By grasping the handle dl' and giving a backand-iorth rocking action to the tool through an arc of or more, a shallow complete annular groove will be rolled into the outer surface of the outer member indicated at 30. Then the wing-nut it is tightened up further, and the deepen the annular rolled-in writers or others.
back-and-forth rocking action is repeated to thus groove.

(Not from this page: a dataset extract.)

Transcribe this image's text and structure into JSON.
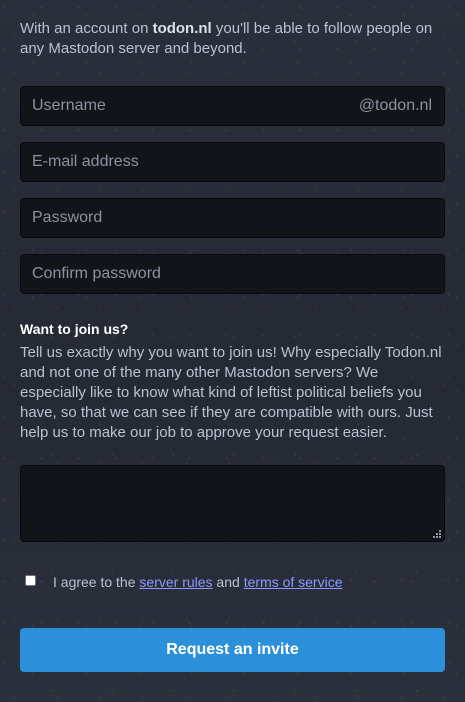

The tightening of nut it and the rolling-in action is repeated as often as necessary until the rolled-in groove 2! (Figs. 1, 2 and 4) is of the desired depth, which preferably is when a groove 22 (Fig. 2) is also rolled into the inner of the telescoping overlapping parts,
By havinga marking-means of small height such as the annular marking-flange 34, an annular mark it will be formed adjacent the annular groove it, when, and only when, the workman has rolled the groove 2i to the proper depth to properly join the parts.
By the use of the rolled-in grooves ii, the fittings and tubes are securely connected together in a way readily subject to inspection from the outside of the connections by fire under- And when marking-means such as the marking-grooves 48 are also em ployed, this serves as important visual evidence that the rolling-in operation has been adequately performed.
The invention may be carried out in other specific ways than those herein set forth without departing from the spirit and essential characteristics of the invention, and the present embodiments are, therefore, to be considered in all respects as illustrative and not restrictive, and all changes coming within the meaning and equivalency range of the appended claim are intended to be embraced therein.
The method of installing a fluid-transmitting tubular system, comprising: telescopically interfitting an unthreaded malleable-metal fittingmember and an unthreaded malleable-metal tube-member; then pressing inwardly by circumferential roller action an outer circumferential portion of the outer of the two said telescopicallyinterfitting members to concurrently form an outer circumferential groove and an inward circumferential projection on both of the said members to lock the same against axial separation; and then, at substantially the completion of the said inward-pressing interlocking action, pressing inwardly upon the outer surface of the outer of the two said telescopically-.interfltted members at a point displaced axially with respect to the said circumferential grooves on the said members, to form a separate gauge-mark of distinctly-difierent character from the adjacent circumferential groove on the surface of the said outer member.
JOHN S. COE. WIILIAM M. MULHOILAND.